§ Goal of the exercise
All entries below must be retyped exactly, though pictures are to be skipped.

§ Material to process
::::
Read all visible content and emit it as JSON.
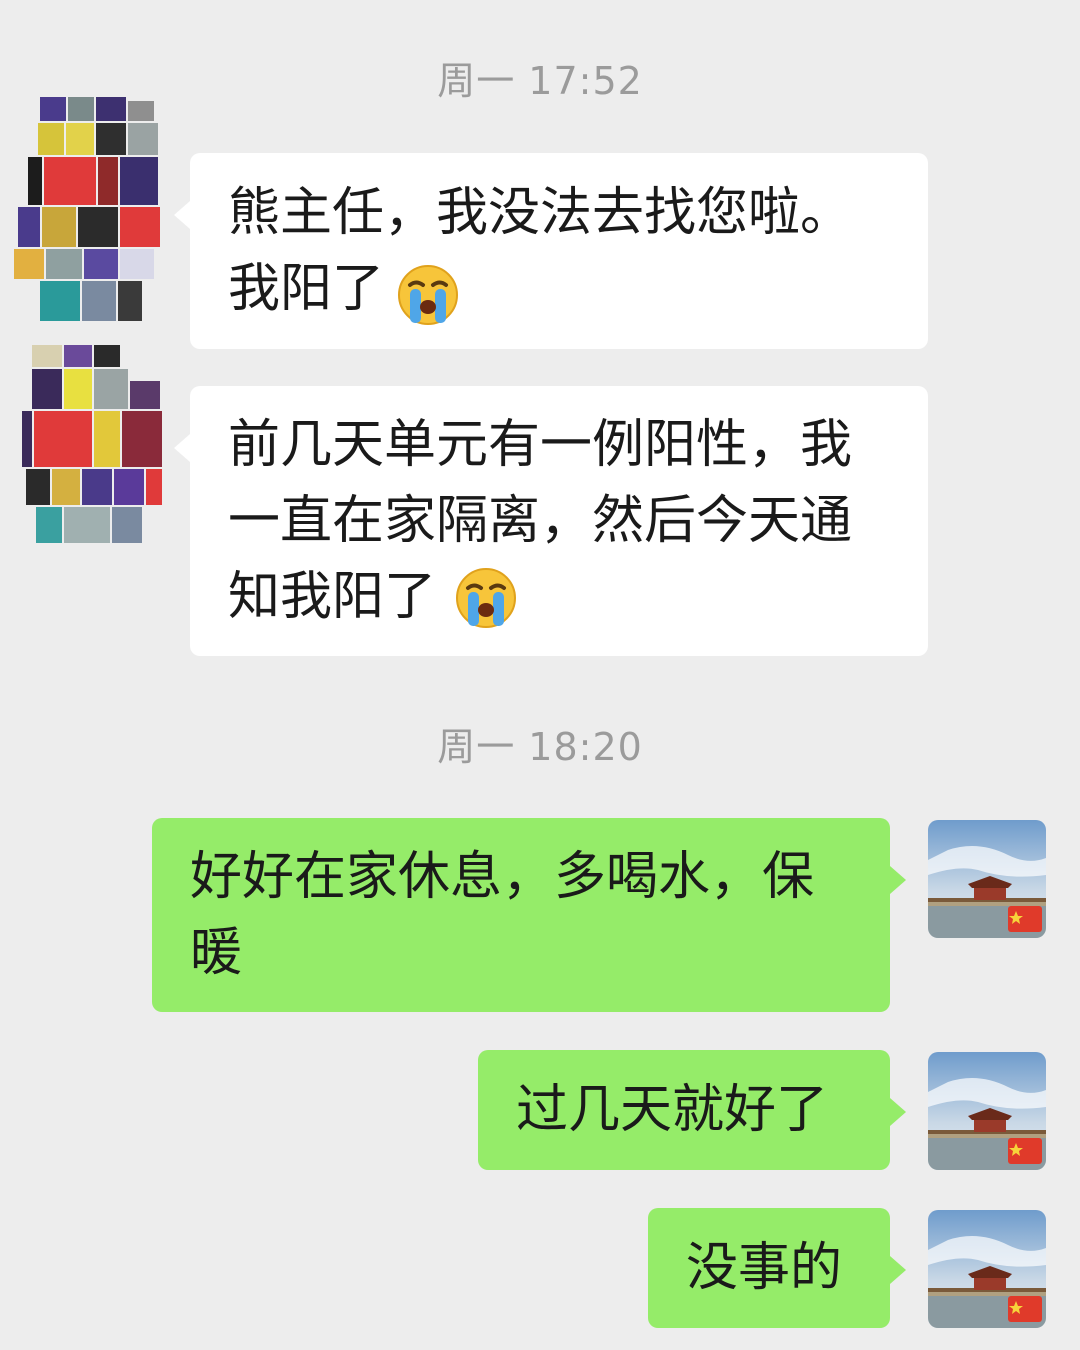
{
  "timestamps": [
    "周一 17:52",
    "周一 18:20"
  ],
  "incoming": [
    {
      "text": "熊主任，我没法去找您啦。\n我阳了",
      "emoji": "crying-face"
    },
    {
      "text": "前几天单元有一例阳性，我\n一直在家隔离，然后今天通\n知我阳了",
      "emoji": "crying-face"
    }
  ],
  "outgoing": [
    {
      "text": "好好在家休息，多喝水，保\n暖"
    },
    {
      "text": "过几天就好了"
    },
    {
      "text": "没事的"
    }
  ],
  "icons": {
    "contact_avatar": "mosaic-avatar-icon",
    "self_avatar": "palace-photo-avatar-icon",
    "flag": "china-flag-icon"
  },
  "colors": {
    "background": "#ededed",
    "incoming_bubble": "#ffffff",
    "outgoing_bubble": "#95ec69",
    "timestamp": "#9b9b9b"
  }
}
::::
§ Response
Read all visible content and emit it as JSON.
{
  "timestamps": [
    "周一 17:52",
    "周一 18:20"
  ],
  "incoming": [
    {
      "text": "熊主任，我没法去找您啦。\n我阳了",
      "emoji": "crying-face"
    },
    {
      "text": "前几天单元有一例阳性，我\n一直在家隔离，然后今天通\n知我阳了",
      "emoji": "crying-face"
    }
  ],
  "outgoing": [
    {
      "text": "好好在家休息，多喝水，保\n暖"
    },
    {
      "text": "过几天就好了"
    },
    {
      "text": "没事的"
    }
  ],
  "icons": {
    "contact_avatar": "mosaic-avatar-icon",
    "self_avatar": "palace-photo-avatar-icon",
    "flag": "china-flag-icon"
  },
  "colors": {
    "background": "#ededed",
    "incoming_bubble": "#ffffff",
    "outgoing_bubble": "#95ec69",
    "timestamp": "#9b9b9b"
  }
}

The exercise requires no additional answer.